---------- Records for the task ----------

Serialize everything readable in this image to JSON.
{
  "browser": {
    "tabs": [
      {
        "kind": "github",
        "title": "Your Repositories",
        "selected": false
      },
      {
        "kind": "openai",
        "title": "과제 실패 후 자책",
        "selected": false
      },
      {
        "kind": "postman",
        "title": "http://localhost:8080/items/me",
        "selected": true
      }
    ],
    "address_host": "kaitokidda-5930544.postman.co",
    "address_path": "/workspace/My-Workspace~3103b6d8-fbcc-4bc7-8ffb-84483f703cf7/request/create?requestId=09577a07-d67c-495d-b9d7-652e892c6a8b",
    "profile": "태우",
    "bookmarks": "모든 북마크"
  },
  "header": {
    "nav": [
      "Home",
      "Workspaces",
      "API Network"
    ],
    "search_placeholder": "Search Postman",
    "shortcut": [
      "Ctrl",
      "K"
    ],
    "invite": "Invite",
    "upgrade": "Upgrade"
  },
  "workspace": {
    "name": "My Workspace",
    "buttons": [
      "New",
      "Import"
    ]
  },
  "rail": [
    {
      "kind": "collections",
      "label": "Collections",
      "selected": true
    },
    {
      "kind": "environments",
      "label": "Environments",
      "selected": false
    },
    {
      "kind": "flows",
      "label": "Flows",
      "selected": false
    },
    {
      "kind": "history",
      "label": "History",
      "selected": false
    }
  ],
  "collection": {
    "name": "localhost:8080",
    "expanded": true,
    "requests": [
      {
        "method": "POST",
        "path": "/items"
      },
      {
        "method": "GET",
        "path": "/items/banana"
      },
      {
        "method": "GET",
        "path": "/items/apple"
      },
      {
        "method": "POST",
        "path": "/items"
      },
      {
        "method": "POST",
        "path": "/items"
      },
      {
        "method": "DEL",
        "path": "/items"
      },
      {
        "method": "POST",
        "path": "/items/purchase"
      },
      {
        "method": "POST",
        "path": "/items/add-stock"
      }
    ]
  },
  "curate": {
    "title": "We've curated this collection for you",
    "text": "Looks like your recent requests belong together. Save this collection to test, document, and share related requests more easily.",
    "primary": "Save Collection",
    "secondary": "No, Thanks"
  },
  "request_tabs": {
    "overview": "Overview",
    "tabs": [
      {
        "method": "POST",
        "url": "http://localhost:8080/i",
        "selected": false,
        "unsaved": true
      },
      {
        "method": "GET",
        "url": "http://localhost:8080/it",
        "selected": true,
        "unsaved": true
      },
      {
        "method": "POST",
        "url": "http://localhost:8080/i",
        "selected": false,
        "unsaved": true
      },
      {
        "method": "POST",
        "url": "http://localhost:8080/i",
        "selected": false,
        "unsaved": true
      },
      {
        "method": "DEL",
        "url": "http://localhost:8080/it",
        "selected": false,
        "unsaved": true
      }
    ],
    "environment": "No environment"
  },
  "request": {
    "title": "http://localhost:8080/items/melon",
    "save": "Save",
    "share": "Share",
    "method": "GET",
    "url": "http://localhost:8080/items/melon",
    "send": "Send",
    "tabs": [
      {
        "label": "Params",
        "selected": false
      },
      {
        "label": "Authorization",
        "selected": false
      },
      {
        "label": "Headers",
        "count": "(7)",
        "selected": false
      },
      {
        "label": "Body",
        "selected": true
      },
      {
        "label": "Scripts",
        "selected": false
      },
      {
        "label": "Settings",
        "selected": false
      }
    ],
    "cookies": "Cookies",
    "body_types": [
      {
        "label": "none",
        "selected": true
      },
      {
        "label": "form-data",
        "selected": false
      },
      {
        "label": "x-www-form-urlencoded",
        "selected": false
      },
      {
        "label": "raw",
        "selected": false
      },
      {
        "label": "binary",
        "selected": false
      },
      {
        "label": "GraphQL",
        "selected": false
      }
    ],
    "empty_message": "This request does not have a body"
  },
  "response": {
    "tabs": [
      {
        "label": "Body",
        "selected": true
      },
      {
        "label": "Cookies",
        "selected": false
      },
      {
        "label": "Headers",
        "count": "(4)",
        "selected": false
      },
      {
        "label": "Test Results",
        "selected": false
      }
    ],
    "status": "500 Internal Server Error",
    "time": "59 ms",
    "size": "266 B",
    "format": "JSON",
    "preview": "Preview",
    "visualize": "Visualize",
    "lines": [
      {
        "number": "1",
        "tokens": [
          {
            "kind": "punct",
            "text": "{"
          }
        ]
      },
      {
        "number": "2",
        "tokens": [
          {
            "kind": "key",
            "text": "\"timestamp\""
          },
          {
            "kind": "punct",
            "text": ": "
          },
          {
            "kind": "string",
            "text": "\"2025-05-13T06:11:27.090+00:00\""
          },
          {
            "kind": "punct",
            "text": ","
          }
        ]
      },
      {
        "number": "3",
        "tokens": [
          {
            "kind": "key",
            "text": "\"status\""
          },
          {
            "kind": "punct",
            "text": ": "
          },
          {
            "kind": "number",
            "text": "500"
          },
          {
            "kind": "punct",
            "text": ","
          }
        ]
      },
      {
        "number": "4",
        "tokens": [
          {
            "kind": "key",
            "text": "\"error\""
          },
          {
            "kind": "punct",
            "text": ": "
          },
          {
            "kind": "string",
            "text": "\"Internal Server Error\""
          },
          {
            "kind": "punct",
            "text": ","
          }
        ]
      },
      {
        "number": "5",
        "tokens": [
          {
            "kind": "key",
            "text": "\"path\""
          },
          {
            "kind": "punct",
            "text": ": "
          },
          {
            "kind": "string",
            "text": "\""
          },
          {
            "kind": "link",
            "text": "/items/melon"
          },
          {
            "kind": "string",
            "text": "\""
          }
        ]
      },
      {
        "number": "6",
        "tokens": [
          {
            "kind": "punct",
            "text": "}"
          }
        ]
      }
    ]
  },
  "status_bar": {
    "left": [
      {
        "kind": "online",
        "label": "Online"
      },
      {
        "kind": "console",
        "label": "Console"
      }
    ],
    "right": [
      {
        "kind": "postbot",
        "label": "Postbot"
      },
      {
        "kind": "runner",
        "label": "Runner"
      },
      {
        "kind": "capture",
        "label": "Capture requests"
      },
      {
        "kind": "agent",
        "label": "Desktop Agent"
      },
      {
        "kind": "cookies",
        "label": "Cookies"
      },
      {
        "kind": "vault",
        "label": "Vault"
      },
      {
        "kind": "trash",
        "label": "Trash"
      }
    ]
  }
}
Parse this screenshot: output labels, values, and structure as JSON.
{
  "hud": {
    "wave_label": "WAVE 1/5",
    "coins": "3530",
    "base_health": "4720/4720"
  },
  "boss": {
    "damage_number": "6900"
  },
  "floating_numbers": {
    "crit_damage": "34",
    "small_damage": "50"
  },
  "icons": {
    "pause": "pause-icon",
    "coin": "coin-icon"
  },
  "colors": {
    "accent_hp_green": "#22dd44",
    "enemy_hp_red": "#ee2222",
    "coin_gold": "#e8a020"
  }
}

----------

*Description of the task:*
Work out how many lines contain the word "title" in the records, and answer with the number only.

*Expected answer:*
5